(Data under study begins)
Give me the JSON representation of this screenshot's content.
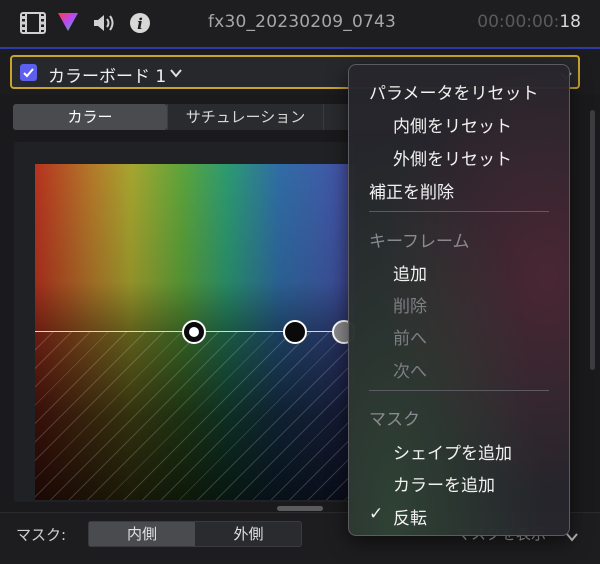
{
  "topbar": {
    "filename": "fx30_20230209_0743",
    "timecode_dim": "00:00:00:",
    "timecode_frames": "18",
    "icons": [
      "film-icon",
      "color-inspector-icon",
      "audio-icon",
      "info-icon"
    ]
  },
  "header": {
    "enabled": true,
    "effect_name": "カラーボード 1"
  },
  "tabs": [
    {
      "label": "カラー",
      "active": true
    },
    {
      "label": "サチュレーション",
      "active": false
    }
  ],
  "mask_row": {
    "label": "マスク:",
    "inside": "内側",
    "outside": "外側",
    "show_label": "マスクを表示"
  },
  "menu": {
    "reset_params": "パラメータをリセット",
    "reset_inside": "内側をリセット",
    "reset_outside": "外側をリセット",
    "delete_correction": "補正を削除",
    "keyframe_heading": "キーフレーム",
    "kf_add": "追加",
    "kf_delete": "削除",
    "kf_prev": "前へ",
    "kf_next": "次へ",
    "mask_heading": "マスク",
    "add_shape": "シェイプを追加",
    "add_color": "カラーを追加",
    "check": "✓",
    "invert": "反転"
  },
  "colors": {
    "accent": "#5d5ff0",
    "header_border": "#c9a32b",
    "timeline_line": "#2e3aa8"
  }
}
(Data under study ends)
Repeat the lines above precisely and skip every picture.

Final answer =>
Give me the JSON representation of this screenshot's content.
{
  "topbar": {
    "filename": "fx30_20230209_0743",
    "timecode_dim": "00:00:00:",
    "timecode_frames": "18",
    "icons": [
      "film-icon",
      "color-inspector-icon",
      "audio-icon",
      "info-icon"
    ]
  },
  "header": {
    "enabled": true,
    "effect_name": "カラーボード 1"
  },
  "tabs": [
    {
      "label": "カラー",
      "active": true
    },
    {
      "label": "サチュレーション",
      "active": false
    }
  ],
  "mask_row": {
    "label": "マスク:",
    "inside": "内側",
    "outside": "外側",
    "show_label": "マスクを表示"
  },
  "menu": {
    "reset_params": "パラメータをリセット",
    "reset_inside": "内側をリセット",
    "reset_outside": "外側をリセット",
    "delete_correction": "補正を削除",
    "keyframe_heading": "キーフレーム",
    "kf_add": "追加",
    "kf_delete": "削除",
    "kf_prev": "前へ",
    "kf_next": "次へ",
    "mask_heading": "マスク",
    "add_shape": "シェイプを追加",
    "add_color": "カラーを追加",
    "check": "✓",
    "invert": "反転"
  },
  "colors": {
    "accent": "#5d5ff0",
    "header_border": "#c9a32b",
    "timeline_line": "#2e3aa8"
  }
}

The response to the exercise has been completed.